Option Handling in Tradefed

Option handling lies at the heart of Trade Federation's modular approach. In particular, options are the mechanism by which the Developer, Integrator, and Test Runner can work together without having to duplicate each-other's work. Put simply, our implementation of option handling allows the Developer to mark a Java class member as being configurable, at which point the value of that member may be augmented or overridden by the Integrator, and may be subsequently augmented or overridden by the Test Runner. This mechanism works for all Java intrinsic types, as well as for any Maps or Collections of intrinsic types.

Note: The option-handling mechanism only works for classes implementing one of the interfaces included in the Test Lifecycle, and only when that class is instantiated by the lifecycle machinery.


To start off, the developer marks a member with the @Option annotation. They specify (at a minimum) the name and description values, which specify the argument name associated with that Option, and the description that will be displayed on the TF console when the command is run with --help or --help-all.

As an example, let's say we want to build a functional phone test which will dial a variety of phone numbers, and will expect to receive a sequence of DTMF tones from each number after it connects.

public class PhoneCallFuncTest extends IRemoteTest {
    @Option(name = "timeout", description = "How long to wait for connection, in millis")
    private long mWaitTime = 30 * 1000;  // 30 seconds

    @Option(name = "call", description = "Key: Phone number to attempt.  " +
            "Value: DTMF to expect.  May be repeated.")
    private Map<String, String> mCalls = new HashMap<String, String>;

    public PhoneCallFuncTest() {
        mCalls.add("123-456-7890", "01134");  // default

That's all that's required for the Developer to set up two points of configuration for that test. They could then go off and use mWaitTime and mCalls as normal, without paying much attention to the fact that they're configurable. Because the @Option fields are set after the class is instantiated, but before the run method is called, that provides an easy way for implementors to set up defaults for or perform some kind of filtering on Map and Collection fields, which are otherwise append-only.


The Integrator works in the world of Configurations, which are written in XML. The config format allows the Integrator to set (or append) a value for any @Option field. For instance, suppose the Integrator wanted to define a lower-latency test that calls the default number, as well as a long-running test that calls a variety of numbers.
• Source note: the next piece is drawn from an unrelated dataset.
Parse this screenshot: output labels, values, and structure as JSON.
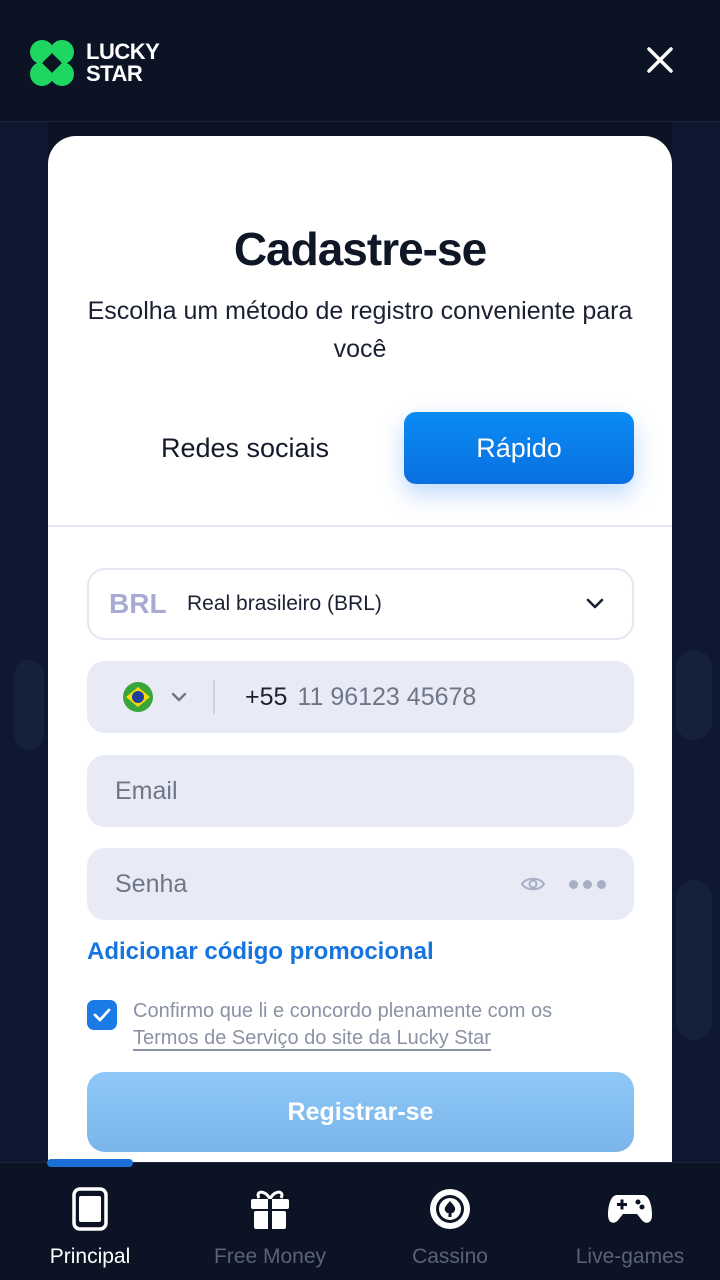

They could create a pair of configurations that might look like the following:

<?xml version="1.0" encoding="utf-8"?>
<configuration description="low-latency default test; low-latency.xml">
    <test class="com.example.PhoneCallFuncTest">
        <option name="timeout" value="5000" />
<?xml version="1.0" encoding="utf-8"?>
<configuration description="call a bunch of numbers; many-numbers.xml">
    <test class="com.example.PhoneCallFuncTest">
        <option name="call" key="111-111-1111" value="#*#*TEST1*#*#" />
        <option name="call" key="222-222-2222" value="#*#*TEST2*#*#" />
        <!-- ... -->

Test Runner

The Test Runner also has access to these configuration points via the Trade Federation console. First and foremost, they will run a Command (that is, a config and all of its arguments) with the run command <name> instruction (or run <name> for short). Beyond that, they can specify any list of arguments are part of the command, which may replace or append to fields specified by Lifecycle Objects within each config.

To run the low-latency test with the many-numbers phone numbers, the Test Runner could execute:

tf> run low-latency.xml --call 111-111-1111 #*#*TEST1*#*# --call 222-222-2222 #*#*TEST2*#*#

Or, to get a similar effect from the opposite direction, the Test Runner could reduce the wait time for the many-numbers test:

tf> run many-numbers.xml --timeout 5000

Option Ordering

You might notice that the call option underlying implementation is a Map so upon repeated --call on the command line they will all be stored.

The option timeout, which has an underlying implementation of long, can only store one value. So only the last value specified will be stored. --timeout 5 --timeout 10 will result in timeout containing 10.

In case of a List or Collection as the underlying implementation, all the values will be stored, in the order specified on the command line.

Boolean Options

Options of boolean underlying type can be set to true by directly passing the option name, for example, --[option-name] and can be set to false using the syntax --no-[option-name].

See Also

Pass options to suite and modules